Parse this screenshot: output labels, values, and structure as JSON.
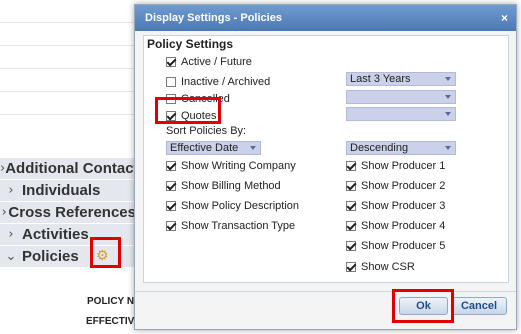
{
  "background": {
    "sections": [
      {
        "label": "Additional Contacts"
      },
      {
        "label": "Individuals"
      },
      {
        "label": "Cross References"
      },
      {
        "label": "Activities"
      },
      {
        "label": "Policies"
      }
    ],
    "table_labels": [
      "POLICY N",
      "EFFECTIV"
    ]
  },
  "dialog": {
    "title": "Display Settings - Policies",
    "close_glyph": "×",
    "heading": "Policy Settings",
    "status_options": [
      {
        "label": "Active / Future",
        "checked": true
      },
      {
        "label": "Inactive / Archived",
        "checked": false,
        "select_value": "Last 3 Years"
      },
      {
        "label": "Cancelled",
        "checked": false,
        "select_value": ""
      },
      {
        "label": "Quotes",
        "checked": true,
        "select_value": ""
      }
    ],
    "sort_label": "Sort Policies By:",
    "sort_field": "Effective Date",
    "sort_order": "Descending",
    "left_options": [
      {
        "label": "Show Writing Company",
        "checked": true
      },
      {
        "label": "Show Billing Method",
        "checked": true
      },
      {
        "label": "Show Policy Description",
        "checked": true
      },
      {
        "label": "Show Transaction Type",
        "checked": true
      }
    ],
    "right_options": [
      {
        "label": "Show Producer 1",
        "checked": true
      },
      {
        "label": "Show Producer 2",
        "checked": true
      },
      {
        "label": "Show Producer 3",
        "checked": true
      },
      {
        "label": "Show Producer 4",
        "checked": true
      },
      {
        "label": "Show Producer 5",
        "checked": true
      },
      {
        "label": "Show CSR",
        "checked": true
      }
    ],
    "ok_label": "Ok",
    "cancel_label": "Cancel"
  },
  "colors": {
    "highlight": "#e00000",
    "titlebar": "#5a86be",
    "select_bg": "#ccd1ea"
  }
}
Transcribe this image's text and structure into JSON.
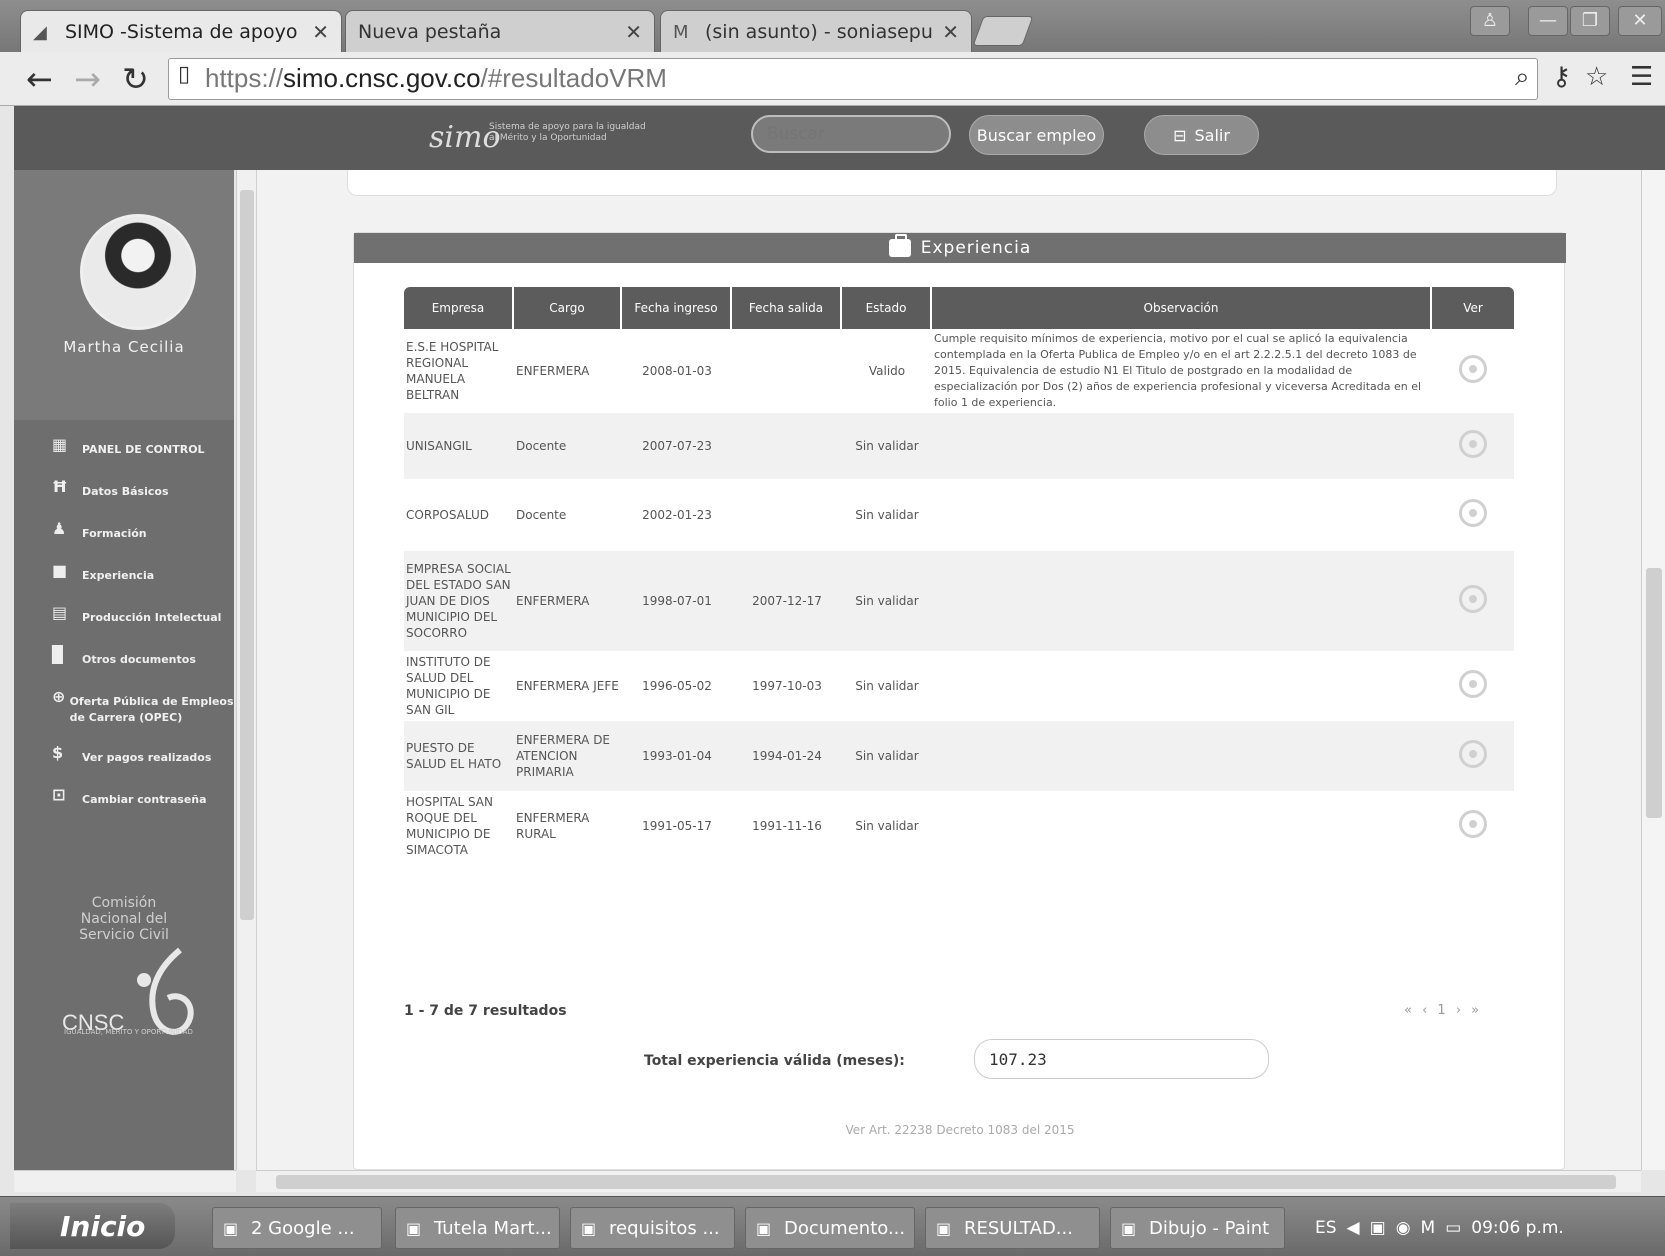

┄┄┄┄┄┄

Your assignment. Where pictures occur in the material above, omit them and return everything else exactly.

Task result.
Parse this screenshot: output labels, values, and structure as JSON.
{
  "background": {
    "sections": [
      {
        "label": "Additional Contacts"
      },
      {
        "label": "Individuals"
      },
      {
        "label": "Cross References"
      },
      {
        "label": "Activities"
      },
      {
        "label": "Policies"
      }
    ],
    "table_labels": [
      "POLICY N",
      "EFFECTIV"
    ]
  },
  "dialog": {
    "title": "Display Settings - Policies",
    "close_glyph": "×",
    "heading": "Policy Settings",
    "status_options": [
      {
        "label": "Active / Future",
        "checked": true
      },
      {
        "label": "Inactive / Archived",
        "checked": false,
        "select_value": "Last 3 Years"
      },
      {
        "label": "Cancelled",
        "checked": false,
        "select_value": ""
      },
      {
        "label": "Quotes",
        "checked": true,
        "select_value": ""
      }
    ],
    "sort_label": "Sort Policies By:",
    "sort_field": "Effective Date",
    "sort_order": "Descending",
    "left_options": [
      {
        "label": "Show Writing Company",
        "checked": true
      },
      {
        "label": "Show Billing Method",
        "checked": true
      },
      {
        "label": "Show Policy Description",
        "checked": true
      },
      {
        "label": "Show Transaction Type",
        "checked": true
      }
    ],
    "right_options": [
      {
        "label": "Show Producer 1",
        "checked": true
      },
      {
        "label": "Show Producer 2",
        "checked": true
      },
      {
        "label": "Show Producer 3",
        "checked": true
      },
      {
        "label": "Show Producer 4",
        "checked": true
      },
      {
        "label": "Show Producer 5",
        "checked": true
      },
      {
        "label": "Show CSR",
        "checked": true
      }
    ],
    "ok_label": "Ok",
    "cancel_label": "Cancel"
  },
  "colors": {
    "highlight": "#e00000",
    "titlebar": "#5a86be",
    "select_bg": "#ccd1ea"
  }
}
Transcribe this image's text and structure into JSON.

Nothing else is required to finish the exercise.